Aquino said earlier she had rejected a cease-fire proposal from rebel leaders trying to depose her and declared, "What they started, I will end."

Speaking in a national radio broadcast, she said, "Our counterattacking forces have conveyed my answer. I reject their proposal."

Rebel units, backed by tanks, also battled for control of the military headquarters at Camp Aguinaldo. Government forces counterattacked with helicopter gunships and F-5 jets to pound their positions.

Aquino, facing the sixth and bloodiest coup attempt against her since she came to power in 1986, said government forces have captured the rebel leader commanding the assault on Camp Aguinaldo, where dozens of combatants were reportedly killed in fierce fighting during the night.

"I am at the palace and I will remain here, even if the rebels say they will pound the palace to dust," the president said.
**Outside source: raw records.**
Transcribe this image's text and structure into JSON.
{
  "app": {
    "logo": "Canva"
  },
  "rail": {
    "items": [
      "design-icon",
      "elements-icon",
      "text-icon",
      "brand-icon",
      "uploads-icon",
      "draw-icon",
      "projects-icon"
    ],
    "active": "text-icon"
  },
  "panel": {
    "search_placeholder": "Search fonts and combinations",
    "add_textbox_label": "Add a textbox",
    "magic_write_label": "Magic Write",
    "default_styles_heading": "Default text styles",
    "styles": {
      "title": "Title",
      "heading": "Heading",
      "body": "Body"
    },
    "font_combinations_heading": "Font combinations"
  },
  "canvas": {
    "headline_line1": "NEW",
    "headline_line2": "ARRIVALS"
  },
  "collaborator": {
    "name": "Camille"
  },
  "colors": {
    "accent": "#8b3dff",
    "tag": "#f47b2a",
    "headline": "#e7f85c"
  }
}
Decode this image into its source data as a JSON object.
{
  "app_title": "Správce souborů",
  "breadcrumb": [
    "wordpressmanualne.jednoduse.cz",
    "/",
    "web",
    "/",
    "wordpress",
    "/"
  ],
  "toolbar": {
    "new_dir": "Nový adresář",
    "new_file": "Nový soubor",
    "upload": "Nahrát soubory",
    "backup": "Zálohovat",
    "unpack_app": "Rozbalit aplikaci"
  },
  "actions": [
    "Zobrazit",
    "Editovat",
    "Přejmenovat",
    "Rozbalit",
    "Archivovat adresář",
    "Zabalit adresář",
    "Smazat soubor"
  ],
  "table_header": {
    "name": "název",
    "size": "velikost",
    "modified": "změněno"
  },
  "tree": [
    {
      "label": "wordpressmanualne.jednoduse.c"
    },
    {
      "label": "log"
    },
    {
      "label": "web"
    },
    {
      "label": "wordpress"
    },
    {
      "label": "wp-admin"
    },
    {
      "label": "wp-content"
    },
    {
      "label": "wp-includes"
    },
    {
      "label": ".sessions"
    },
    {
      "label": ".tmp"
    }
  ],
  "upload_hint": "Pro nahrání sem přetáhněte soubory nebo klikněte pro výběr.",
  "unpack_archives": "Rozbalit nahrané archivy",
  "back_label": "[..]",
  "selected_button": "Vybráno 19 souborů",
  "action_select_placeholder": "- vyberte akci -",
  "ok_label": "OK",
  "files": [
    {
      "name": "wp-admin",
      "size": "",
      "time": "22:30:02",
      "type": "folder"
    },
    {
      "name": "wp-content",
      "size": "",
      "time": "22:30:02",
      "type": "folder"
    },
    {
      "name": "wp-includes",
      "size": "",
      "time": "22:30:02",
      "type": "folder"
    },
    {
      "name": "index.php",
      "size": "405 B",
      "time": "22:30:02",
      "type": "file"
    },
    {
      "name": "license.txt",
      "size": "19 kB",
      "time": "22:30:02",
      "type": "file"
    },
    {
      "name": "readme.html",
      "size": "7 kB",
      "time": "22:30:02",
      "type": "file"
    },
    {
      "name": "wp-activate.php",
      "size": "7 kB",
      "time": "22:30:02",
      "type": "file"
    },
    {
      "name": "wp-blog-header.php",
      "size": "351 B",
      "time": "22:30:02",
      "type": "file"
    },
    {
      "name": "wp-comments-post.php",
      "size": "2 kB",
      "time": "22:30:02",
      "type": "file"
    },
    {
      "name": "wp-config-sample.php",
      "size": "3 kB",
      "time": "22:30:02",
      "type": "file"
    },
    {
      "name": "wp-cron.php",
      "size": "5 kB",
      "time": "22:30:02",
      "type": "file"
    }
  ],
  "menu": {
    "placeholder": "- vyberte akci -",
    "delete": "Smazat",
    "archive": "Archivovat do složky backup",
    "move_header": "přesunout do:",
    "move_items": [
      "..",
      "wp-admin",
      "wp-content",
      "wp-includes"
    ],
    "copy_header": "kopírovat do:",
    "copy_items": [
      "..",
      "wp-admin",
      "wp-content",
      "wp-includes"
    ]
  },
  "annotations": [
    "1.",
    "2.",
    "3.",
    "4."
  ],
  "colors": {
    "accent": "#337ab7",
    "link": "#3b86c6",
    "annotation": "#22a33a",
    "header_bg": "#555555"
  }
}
She accused rebel marine units of using civilians as human shields and of sowing terror in the Makati business district where rebel gunfire erupted around three international hotels.

Radio news reports said volleys of mortar and artillery fire echoed from inside the camp and rebel positions outside in the Libis residential district and the Mormon Temple.

"Church officials in Salt Lake City are in frequent contact with our leaders in the Philippines," said Bruce L. Olsen, managing director of public communications for The Church of Jesus Christ of Latter-day Saints. "So far as we have been able to determine, all our missionaries and church personnel are safe. We are concerned about the developments and are watching them closely."

The Philippine military said at least 31 rebels were reported killed as government fighter jets and helicopter gunships pounded their positions, knocking out a rebel tank used to smash through the perimeter gate.

Maj. Gen. Ramon Montano, defending the nearby Philippine Constabulary headquarters at Camp Crame, said that pro-Aquino forces suffered 12 dead and more than 100 wounded in the rebel attack on Aguinaldo.

At least 95 people have been killed and more than 250 wounded, many of them civilians, in the three-day coup attempt by army units who accuse Aquino of tolerating corruption, being too soft on communists and mismanaging the government.

"We only waited for daybreak so that we can use our air force and our armored units on the ground," said Aquino, who is facing the most serious attempt yet to oust her.

Aquino attended early morning Mass with her family, and the archbishop of Manila, Cardinal Jaime Sin, appealed to the rebels to surrender. Reporters with Aquino said the 56-year-old president appeared to be in a cheerful mood, bantering with her children.

The mutineers said the homes of Americans in Manila would become targets if U.S. forces joined Aquino troops in attacking rebel positions.

"We have American personalities and residences here at a striking distance, and we can hit them at will . . . if they (U.S. forces) are going to hit us," Maj. Abraham Puruganan said in an interview from a rebel stronghold in Manila's Makati district.